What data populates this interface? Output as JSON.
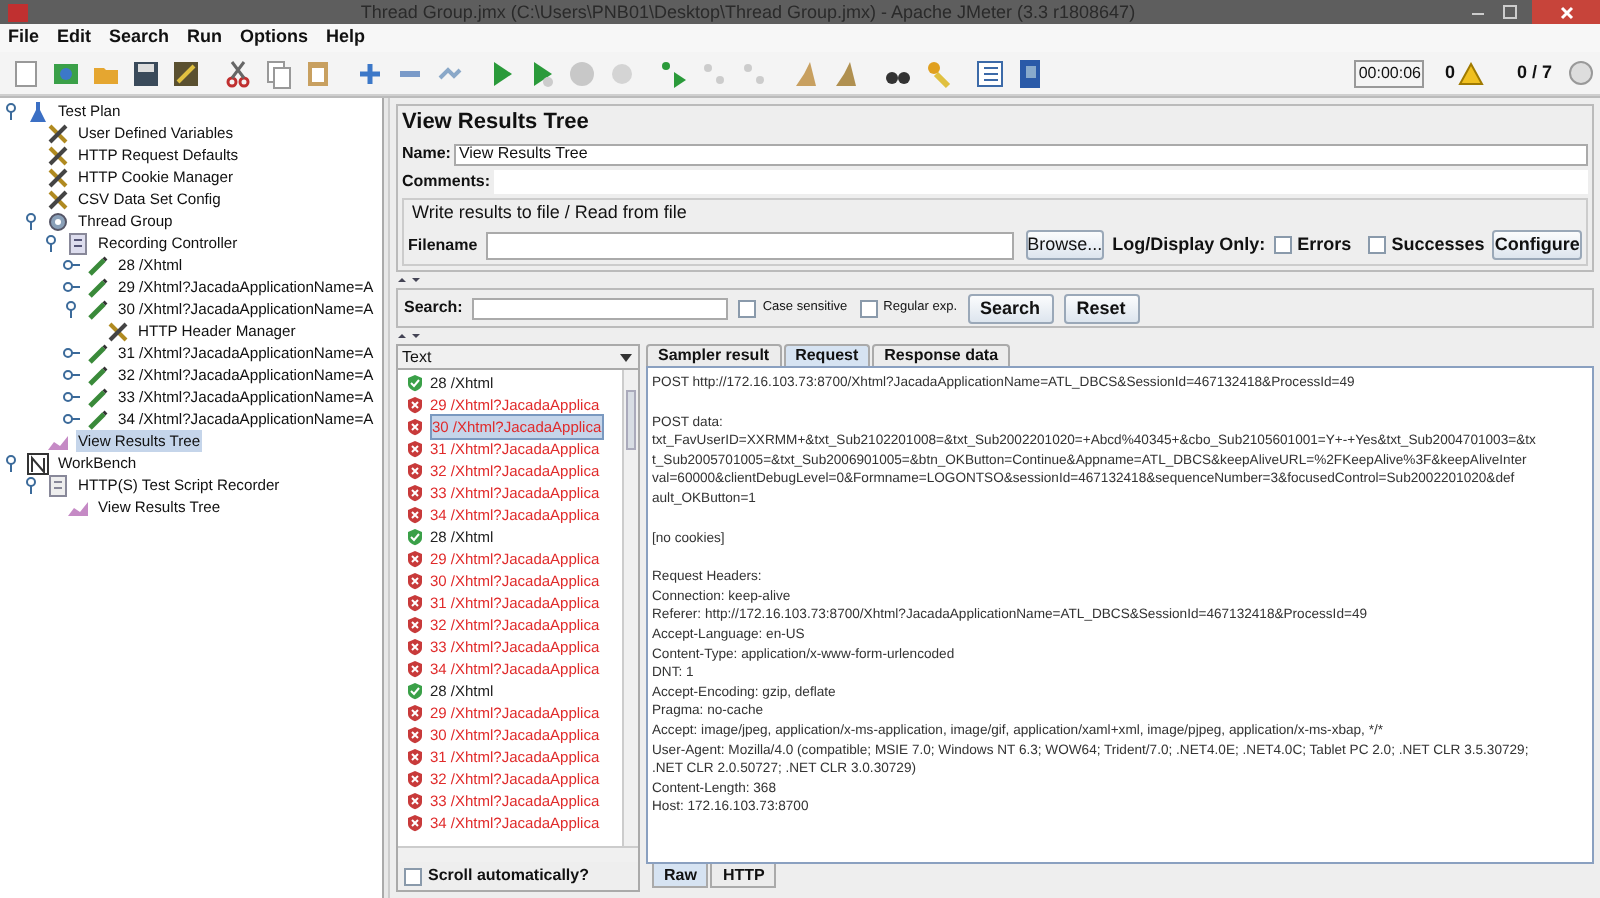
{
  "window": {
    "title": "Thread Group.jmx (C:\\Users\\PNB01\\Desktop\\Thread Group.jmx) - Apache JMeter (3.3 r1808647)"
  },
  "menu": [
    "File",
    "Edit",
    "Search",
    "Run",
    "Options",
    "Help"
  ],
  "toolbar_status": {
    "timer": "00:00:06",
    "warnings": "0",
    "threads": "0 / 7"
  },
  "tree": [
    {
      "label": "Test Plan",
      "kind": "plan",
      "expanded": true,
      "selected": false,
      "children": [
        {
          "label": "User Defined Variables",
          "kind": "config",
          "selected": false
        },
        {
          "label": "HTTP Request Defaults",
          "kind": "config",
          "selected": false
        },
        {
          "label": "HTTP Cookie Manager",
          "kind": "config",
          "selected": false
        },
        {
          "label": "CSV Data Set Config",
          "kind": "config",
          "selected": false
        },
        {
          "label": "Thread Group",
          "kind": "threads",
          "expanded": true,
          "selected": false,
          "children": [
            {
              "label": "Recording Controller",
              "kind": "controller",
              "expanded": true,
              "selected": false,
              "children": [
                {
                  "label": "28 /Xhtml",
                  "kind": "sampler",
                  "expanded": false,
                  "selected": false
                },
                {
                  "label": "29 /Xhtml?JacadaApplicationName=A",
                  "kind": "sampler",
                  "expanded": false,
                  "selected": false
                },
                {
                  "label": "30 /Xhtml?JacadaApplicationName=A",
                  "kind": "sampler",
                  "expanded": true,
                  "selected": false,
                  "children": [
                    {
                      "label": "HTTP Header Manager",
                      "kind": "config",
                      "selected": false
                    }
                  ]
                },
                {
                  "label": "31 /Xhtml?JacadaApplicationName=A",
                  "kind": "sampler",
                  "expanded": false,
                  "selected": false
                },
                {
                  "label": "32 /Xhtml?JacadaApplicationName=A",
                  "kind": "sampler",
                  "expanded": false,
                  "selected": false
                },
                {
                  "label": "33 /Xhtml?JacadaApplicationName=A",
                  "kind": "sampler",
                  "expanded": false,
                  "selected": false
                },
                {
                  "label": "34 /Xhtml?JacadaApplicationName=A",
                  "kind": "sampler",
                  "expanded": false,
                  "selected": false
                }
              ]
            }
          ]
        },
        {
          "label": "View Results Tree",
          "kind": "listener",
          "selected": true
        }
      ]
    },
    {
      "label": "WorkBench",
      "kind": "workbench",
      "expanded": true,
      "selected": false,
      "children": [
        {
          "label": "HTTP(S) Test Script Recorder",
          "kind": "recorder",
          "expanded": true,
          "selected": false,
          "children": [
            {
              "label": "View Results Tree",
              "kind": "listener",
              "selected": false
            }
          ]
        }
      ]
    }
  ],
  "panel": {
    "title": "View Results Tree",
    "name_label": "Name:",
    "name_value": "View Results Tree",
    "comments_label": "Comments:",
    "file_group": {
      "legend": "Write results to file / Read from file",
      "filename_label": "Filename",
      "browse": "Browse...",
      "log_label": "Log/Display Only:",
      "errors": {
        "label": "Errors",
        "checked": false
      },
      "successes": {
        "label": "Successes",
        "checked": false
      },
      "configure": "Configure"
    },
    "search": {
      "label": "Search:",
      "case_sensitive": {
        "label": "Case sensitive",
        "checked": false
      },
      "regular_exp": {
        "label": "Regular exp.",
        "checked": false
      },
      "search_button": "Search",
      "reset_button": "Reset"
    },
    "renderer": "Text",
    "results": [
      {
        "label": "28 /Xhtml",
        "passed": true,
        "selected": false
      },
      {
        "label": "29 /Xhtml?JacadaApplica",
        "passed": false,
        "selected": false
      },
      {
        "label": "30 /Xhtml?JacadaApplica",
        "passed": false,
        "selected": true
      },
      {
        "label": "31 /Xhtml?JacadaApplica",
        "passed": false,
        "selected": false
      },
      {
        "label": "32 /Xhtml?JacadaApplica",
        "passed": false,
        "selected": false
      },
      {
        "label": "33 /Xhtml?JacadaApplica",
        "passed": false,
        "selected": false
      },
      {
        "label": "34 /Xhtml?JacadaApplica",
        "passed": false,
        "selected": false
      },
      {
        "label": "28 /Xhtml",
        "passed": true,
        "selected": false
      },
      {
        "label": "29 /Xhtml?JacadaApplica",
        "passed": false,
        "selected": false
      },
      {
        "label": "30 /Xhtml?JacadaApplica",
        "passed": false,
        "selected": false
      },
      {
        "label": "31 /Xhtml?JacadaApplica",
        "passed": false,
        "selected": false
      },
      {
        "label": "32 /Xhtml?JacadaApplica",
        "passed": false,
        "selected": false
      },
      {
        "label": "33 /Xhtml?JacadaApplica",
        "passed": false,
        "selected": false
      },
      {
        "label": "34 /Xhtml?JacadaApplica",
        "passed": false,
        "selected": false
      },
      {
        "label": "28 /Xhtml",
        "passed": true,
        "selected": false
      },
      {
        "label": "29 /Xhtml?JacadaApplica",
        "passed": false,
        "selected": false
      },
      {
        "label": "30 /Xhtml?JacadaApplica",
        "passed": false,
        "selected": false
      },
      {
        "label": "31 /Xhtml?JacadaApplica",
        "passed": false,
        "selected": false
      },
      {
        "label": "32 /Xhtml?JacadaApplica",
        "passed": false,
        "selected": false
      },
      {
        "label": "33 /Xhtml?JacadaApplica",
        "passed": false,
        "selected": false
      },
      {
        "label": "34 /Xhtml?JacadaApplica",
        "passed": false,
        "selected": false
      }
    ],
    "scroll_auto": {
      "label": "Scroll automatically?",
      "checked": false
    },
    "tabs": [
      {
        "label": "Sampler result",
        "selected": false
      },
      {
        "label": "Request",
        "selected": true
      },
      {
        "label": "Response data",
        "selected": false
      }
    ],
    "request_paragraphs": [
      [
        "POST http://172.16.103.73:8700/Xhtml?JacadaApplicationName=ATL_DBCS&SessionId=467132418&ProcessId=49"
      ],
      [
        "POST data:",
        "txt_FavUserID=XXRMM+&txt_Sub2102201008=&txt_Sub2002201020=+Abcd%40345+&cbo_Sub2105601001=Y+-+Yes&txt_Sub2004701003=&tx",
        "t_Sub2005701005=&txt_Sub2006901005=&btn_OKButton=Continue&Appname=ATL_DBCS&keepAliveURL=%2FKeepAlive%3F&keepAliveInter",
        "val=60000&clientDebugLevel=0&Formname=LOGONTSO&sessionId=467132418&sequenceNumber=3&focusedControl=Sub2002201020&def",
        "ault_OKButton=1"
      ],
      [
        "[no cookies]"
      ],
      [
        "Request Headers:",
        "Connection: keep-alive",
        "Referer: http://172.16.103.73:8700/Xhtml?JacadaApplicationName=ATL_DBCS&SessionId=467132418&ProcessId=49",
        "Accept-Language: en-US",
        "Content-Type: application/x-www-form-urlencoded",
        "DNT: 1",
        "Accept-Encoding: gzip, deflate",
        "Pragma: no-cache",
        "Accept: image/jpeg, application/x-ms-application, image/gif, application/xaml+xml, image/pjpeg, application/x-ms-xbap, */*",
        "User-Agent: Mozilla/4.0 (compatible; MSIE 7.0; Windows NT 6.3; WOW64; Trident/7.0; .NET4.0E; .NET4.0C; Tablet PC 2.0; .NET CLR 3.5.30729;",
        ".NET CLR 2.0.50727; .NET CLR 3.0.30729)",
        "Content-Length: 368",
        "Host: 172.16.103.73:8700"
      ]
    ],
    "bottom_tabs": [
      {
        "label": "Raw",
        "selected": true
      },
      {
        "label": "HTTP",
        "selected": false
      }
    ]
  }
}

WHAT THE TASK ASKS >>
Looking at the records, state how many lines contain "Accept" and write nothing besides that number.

EXPECTED ANSWER >>
3